Parties are a great setting for stories because they bring together people who have no business being in the same room; they put stress on relationships; they often involve booze and a consequent loosening of inhibitions…in other words, all the elements you need for a climactic moment in someone’s life.

Write A Story Set At A Party, Shindig, Fiesta or Gathering


[Daily Prompt] May 3 – Be A Tour Guide

Write A Story With A Strong Sense of Place

A lot of short short stories focus on character and twists and surprise, because it’s a great form for exactly those things.

But I don’t want your descriptive muscles to get all flabby.

Why not write a story with a strong sense of place? At some point in the story, imagine you are a tour guide, pointing out the landmarks and notable features of your setting to me, your eager audience.

Be a tour guide to your story’s setting, for the reader


Daily Prompt – May 15: Amusement Parks

I’m spending the day at an amusement park with the kiddies.

I love watching all the different people and types, from the loud, dramatic teens, to the young parents, the kid-free couples, the grandparents, the happy ones, the cranky ones…it’s great fodder .

Write a story set at an Amusement park

It’s a setting ripe for drama, mystery, horror, poetry, action, joy and sorrow.


Daily Prompt – May 14: Skylab

Write a story using space or sci-fi elements

On this day in 1973, the US launched the orbital space station Skylab.

Write A Story With  Space/Science Fiction Elements

Even if you’re not a big fan of science fiction, this doesn’t have to be a difficult assignment. Sci-Fi isn’t all about techno-babble or rockets.

Two of my favourite episodes of Star Trek: The Next Generation are:

1, Captain Picard is left on a planet, by a malevolent force, with the captain of a ship from a culture that communicates so strangely not even Star Trek’s wonderful translators can handle it. They are in peril and must work together. Gradually Picard figures out that the alien captain’s language is based on metaphors, but he doesn’t share the same culture so how can he find metaphors with which to communicate? It’s basically a stranded-on-an-island, must-work-together-to-escape-peril story, all about linguistics. In space.

2, Someone from Starfleet wants to take the sentient andriod Data back to HQ and take him apart to figure out how he works, for the greater good of the service (a fleet of Datas? We’d be unstoppable, Great!). Picard demands a tribunal at which he attempts to prove that Data is an individual not merely a piece of equipment. A wrinkle? Picard’s second in command and Data’s buddy, Riker, must act as prosector, and try to prove that his friend is merely a machine. This one is called “Measure of a Man” and is a long, fascinating philosophical argument about what it means to be human. Set on a spaceship.

Another example: the movie Moon, which came out last year. It is a psychological thriller set on the moon. It uses a sci-fi setting  to create an isolation you couldn’t realistically create in a story set on our planet these days. And it uses some sci-fi tricks to mess with the hero’s mind and throw obstacles in his path, and none of it is extraneous.
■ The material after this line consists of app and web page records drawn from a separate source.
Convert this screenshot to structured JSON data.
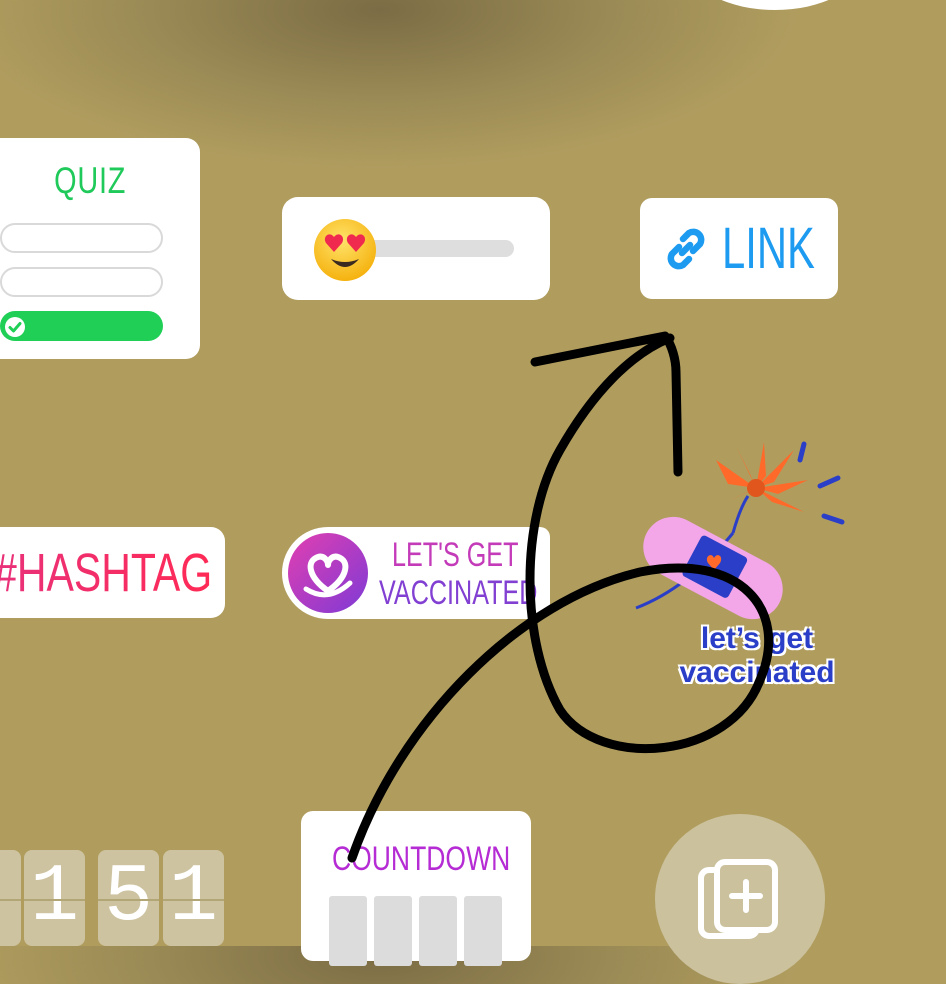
{
  "stickers": {
    "quiz": {
      "title": "QUIZ",
      "options": [
        {
          "selected": false
        },
        {
          "selected": false
        },
        {
          "selected": true
        }
      ]
    },
    "emoji_slider": {
      "emoji": "heart-eyes-emoji"
    },
    "link": {
      "label": "LINK",
      "icon": "link-icon",
      "color": "#1d9bf0"
    },
    "hashtag": {
      "label": "#HASHTAG",
      "color": "#ef2a6a"
    },
    "vaccine_tag": {
      "line1": "LET'S GET",
      "line2": "VACCINATED"
    },
    "vaccine_art": {
      "line1": "let’s get",
      "line2": "vaccinated"
    },
    "countdown": {
      "label": "COUNTDOWN"
    },
    "time_digits": [
      "1",
      "5",
      "1"
    ]
  },
  "actions": {
    "new_sticker_icon": "add-sticker-icon"
  }
}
What kind of story could you write, that uses as space or futuristic setting? A mystery? A romance? A morality play?